All entries need to be written out again exactly, without their pictures.
─── Supplied data
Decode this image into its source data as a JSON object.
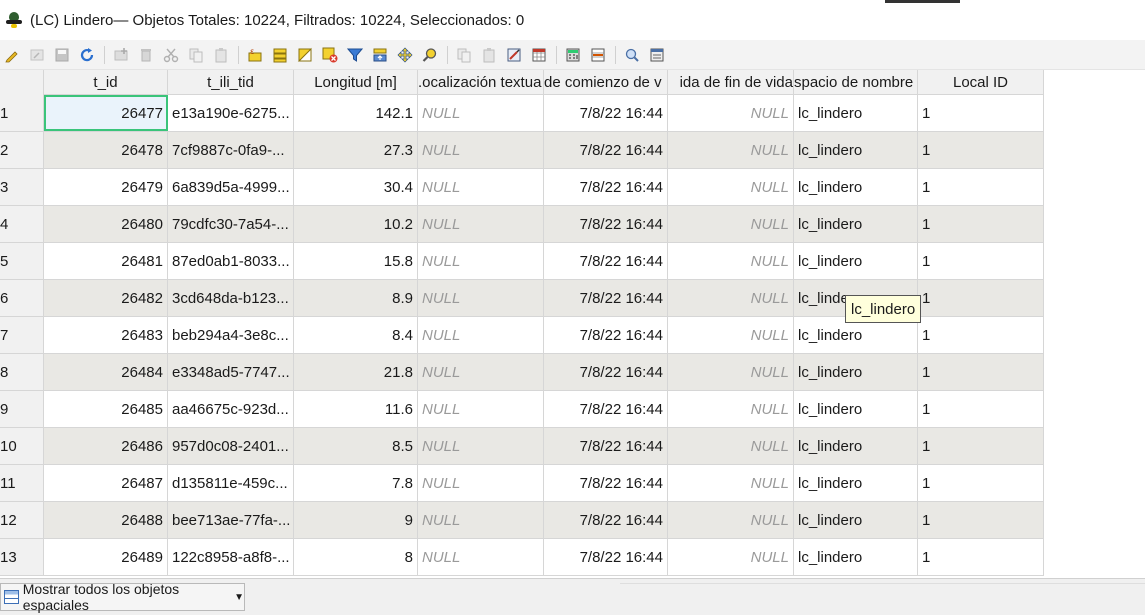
{
  "window": {
    "title": "(LC) Lindero— Objetos Totales: 10224, Filtrados: 10224, Seleccionados: 0"
  },
  "toolbar": {
    "icons": [
      "toggle-editing-icon",
      "multi-edit-icon",
      "save-edits-icon",
      "reload-icon",
      "add-feature-icon",
      "delete-feature-icon",
      "cut-icon",
      "copy-icon",
      "paste-icon",
      "select-expression-icon",
      "select-all-icon",
      "invert-selection-icon",
      "deselect-all-icon",
      "filter-select-icon",
      "move-selection-top-icon",
      "pan-to-selected-icon",
      "zoom-to-selected-icon",
      "copy-rows-icon",
      "paste-rows-icon",
      "new-field-icon",
      "delete-field-icon",
      "field-calculator-icon",
      "conditional-formatting-icon",
      "dock-table-icon"
    ]
  },
  "table": {
    "columns": [
      "t_id",
      "t_ili_tid",
      "Longitud [m]",
      ".ocalización textua",
      "de comienzo de v",
      "ida de fin de vida",
      "spacio de nombre",
      "Local ID"
    ],
    "rows": [
      {
        "num": "1",
        "t_id": "26477",
        "t_ili_tid": "e13a190e-6275...",
        "longitud": "142.1",
        "localizacion": "NULL",
        "comienzo": "7/8/22 16:44",
        "fin": "NULL",
        "espacio": "lc_lindero",
        "local_id": "1"
      },
      {
        "num": "2",
        "t_id": "26478",
        "t_ili_tid": "7cf9887c-0fa9-...",
        "longitud": "27.3",
        "localizacion": "NULL",
        "comienzo": "7/8/22 16:44",
        "fin": "NULL",
        "espacio": "lc_lindero",
        "local_id": "1"
      },
      {
        "num": "3",
        "t_id": "26479",
        "t_ili_tid": "6a839d5a-4999...",
        "longitud": "30.4",
        "localizacion": "NULL",
        "comienzo": "7/8/22 16:44",
        "fin": "NULL",
        "espacio": "lc_lindero",
        "local_id": "1"
      },
      {
        "num": "4",
        "t_id": "26480",
        "t_ili_tid": "79cdfc30-7a54-...",
        "longitud": "10.2",
        "localizacion": "NULL",
        "comienzo": "7/8/22 16:44",
        "fin": "NULL",
        "espacio": "lc_lindero",
        "local_id": "1"
      },
      {
        "num": "5",
        "t_id": "26481",
        "t_ili_tid": "87ed0ab1-8033...",
        "longitud": "15.8",
        "localizacion": "NULL",
        "comienzo": "7/8/22 16:44",
        "fin": "NULL",
        "espacio": "lc_lindero",
        "local_id": "1"
      },
      {
        "num": "6",
        "t_id": "26482",
        "t_ili_tid": "3cd648da-b123...",
        "longitud": "8.9",
        "localizacion": "NULL",
        "comienzo": "7/8/22 16:44",
        "fin": "NULL",
        "espacio": "lc_linde",
        "local_id": "1"
      },
      {
        "num": "7",
        "t_id": "26483",
        "t_ili_tid": "beb294a4-3e8c...",
        "longitud": "8.4",
        "localizacion": "NULL",
        "comienzo": "7/8/22 16:44",
        "fin": "NULL",
        "espacio": "lc_lindero",
        "local_id": "1"
      },
      {
        "num": "8",
        "t_id": "26484",
        "t_ili_tid": "e3348ad5-7747...",
        "longitud": "21.8",
        "localizacion": "NULL",
        "comienzo": "7/8/22 16:44",
        "fin": "NULL",
        "espacio": "lc_lindero",
        "local_id": "1"
      },
      {
        "num": "9",
        "t_id": "26485",
        "t_ili_tid": "aa46675c-923d...",
        "longitud": "11.6",
        "localizacion": "NULL",
        "comienzo": "7/8/22 16:44",
        "fin": "NULL",
        "espacio": "lc_lindero",
        "local_id": "1"
      },
      {
        "num": "10",
        "t_id": "26486",
        "t_ili_tid": "957d0c08-2401...",
        "longitud": "8.5",
        "localizacion": "NULL",
        "comienzo": "7/8/22 16:44",
        "fin": "NULL",
        "espacio": "lc_lindero",
        "local_id": "1"
      },
      {
        "num": "11",
        "t_id": "26487",
        "t_ili_tid": "d135811e-459c...",
        "longitud": "7.8",
        "localizacion": "NULL",
        "comienzo": "7/8/22 16:44",
        "fin": "NULL",
        "espacio": "lc_lindero",
        "local_id": "1"
      },
      {
        "num": "12",
        "t_id": "26488",
        "t_ili_tid": "bee713ae-77fa-...",
        "longitud": "9",
        "localizacion": "NULL",
        "comienzo": "7/8/22 16:44",
        "fin": "NULL",
        "espacio": "lc_lindero",
        "local_id": "1"
      },
      {
        "num": "13",
        "t_id": "26489",
        "t_ili_tid": "122c8958-a8f8-...",
        "longitud": "8",
        "localizacion": "NULL",
        "comienzo": "7/8/22 16:44",
        "fin": "NULL",
        "espacio": "lc_lindero",
        "local_id": "1"
      }
    ]
  },
  "tooltip": {
    "text": "lc_lindero"
  },
  "footer": {
    "filter_label": "Mostrar todos los objetos espaciales"
  }
}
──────
**Answer space**.
Decode this image into its source data as a JSON object.
{
  "window": {
    "title": "(LC) Lindero— Objetos Totales: 10224, Filtrados: 10224, Seleccionados: 0"
  },
  "toolbar": {
    "icons": [
      "toggle-editing-icon",
      "multi-edit-icon",
      "save-edits-icon",
      "reload-icon",
      "add-feature-icon",
      "delete-feature-icon",
      "cut-icon",
      "copy-icon",
      "paste-icon",
      "select-expression-icon",
      "select-all-icon",
      "invert-selection-icon",
      "deselect-all-icon",
      "filter-select-icon",
      "move-selection-top-icon",
      "pan-to-selected-icon",
      "zoom-to-selected-icon",
      "copy-rows-icon",
      "paste-rows-icon",
      "new-field-icon",
      "delete-field-icon",
      "field-calculator-icon",
      "conditional-formatting-icon",
      "dock-table-icon"
    ]
  },
  "table": {
    "columns": [
      "t_id",
      "t_ili_tid",
      "Longitud [m]",
      ".ocalización textua",
      "de comienzo de v",
      "ida de fin de vida",
      "spacio de nombre",
      "Local ID"
    ],
    "rows": [
      {
        "num": "1",
        "t_id": "26477",
        "t_ili_tid": "e13a190e-6275...",
        "longitud": "142.1",
        "localizacion": "NULL",
        "comienzo": "7/8/22 16:44",
        "fin": "NULL",
        "espacio": "lc_lindero",
        "local_id": "1"
      },
      {
        "num": "2",
        "t_id": "26478",
        "t_ili_tid": "7cf9887c-0fa9-...",
        "longitud": "27.3",
        "localizacion": "NULL",
        "comienzo": "7/8/22 16:44",
        "fin": "NULL",
        "espacio": "lc_lindero",
        "local_id": "1"
      },
      {
        "num": "3",
        "t_id": "26479",
        "t_ili_tid": "6a839d5a-4999...",
        "longitud": "30.4",
        "localizacion": "NULL",
        "comienzo": "7/8/22 16:44",
        "fin": "NULL",
        "espacio": "lc_lindero",
        "local_id": "1"
      },
      {
        "num": "4",
        "t_id": "26480",
        "t_ili_tid": "79cdfc30-7a54-...",
        "longitud": "10.2",
        "localizacion": "NULL",
        "comienzo": "7/8/22 16:44",
        "fin": "NULL",
        "espacio": "lc_lindero",
        "local_id": "1"
      },
      {
        "num": "5",
        "t_id": "26481",
        "t_ili_tid": "87ed0ab1-8033...",
        "longitud": "15.8",
        "localizacion": "NULL",
        "comienzo": "7/8/22 16:44",
        "fin": "NULL",
        "espacio": "lc_lindero",
        "local_id": "1"
      },
      {
        "num": "6",
        "t_id": "26482",
        "t_ili_tid": "3cd648da-b123...",
        "longitud": "8.9",
        "localizacion": "NULL",
        "comienzo": "7/8/22 16:44",
        "fin": "NULL",
        "espacio": "lc_linde",
        "local_id": "1"
      },
      {
        "num": "7",
        "t_id": "26483",
        "t_ili_tid": "beb294a4-3e8c...",
        "longitud": "8.4",
        "localizacion": "NULL",
        "comienzo": "7/8/22 16:44",
        "fin": "NULL",
        "espacio": "lc_lindero",
        "local_id": "1"
      },
      {
        "num": "8",
        "t_id": "26484",
        "t_ili_tid": "e3348ad5-7747...",
        "longitud": "21.8",
        "localizacion": "NULL",
        "comienzo": "7/8/22 16:44",
        "fin": "NULL",
        "espacio": "lc_lindero",
        "local_id": "1"
      },
      {
        "num": "9",
        "t_id": "26485",
        "t_ili_tid": "aa46675c-923d...",
        "longitud": "11.6",
        "localizacion": "NULL",
        "comienzo": "7/8/22 16:44",
        "fin": "NULL",
        "espacio": "lc_lindero",
        "local_id": "1"
      },
      {
        "num": "10",
        "t_id": "26486",
        "t_ili_tid": "957d0c08-2401...",
        "longitud": "8.5",
        "localizacion": "NULL",
        "comienzo": "7/8/22 16:44",
        "fin": "NULL",
        "espacio": "lc_lindero",
        "local_id": "1"
      },
      {
        "num": "11",
        "t_id": "26487",
        "t_ili_tid": "d135811e-459c...",
        "longitud": "7.8",
        "localizacion": "NULL",
        "comienzo": "7/8/22 16:44",
        "fin": "NULL",
        "espacio": "lc_lindero",
        "local_id": "1"
      },
      {
        "num": "12",
        "t_id": "26488",
        "t_ili_tid": "bee713ae-77fa-...",
        "longitud": "9",
        "localizacion": "NULL",
        "comienzo": "7/8/22 16:44",
        "fin": "NULL",
        "espacio": "lc_lindero",
        "local_id": "1"
      },
      {
        "num": "13",
        "t_id": "26489",
        "t_ili_tid": "122c8958-a8f8-...",
        "longitud": "8",
        "localizacion": "NULL",
        "comienzo": "7/8/22 16:44",
        "fin": "NULL",
        "espacio": "lc_lindero",
        "local_id": "1"
      }
    ]
  },
  "tooltip": {
    "text": "lc_lindero"
  },
  "footer": {
    "filter_label": "Mostrar todos los objetos espaciales"
  }
}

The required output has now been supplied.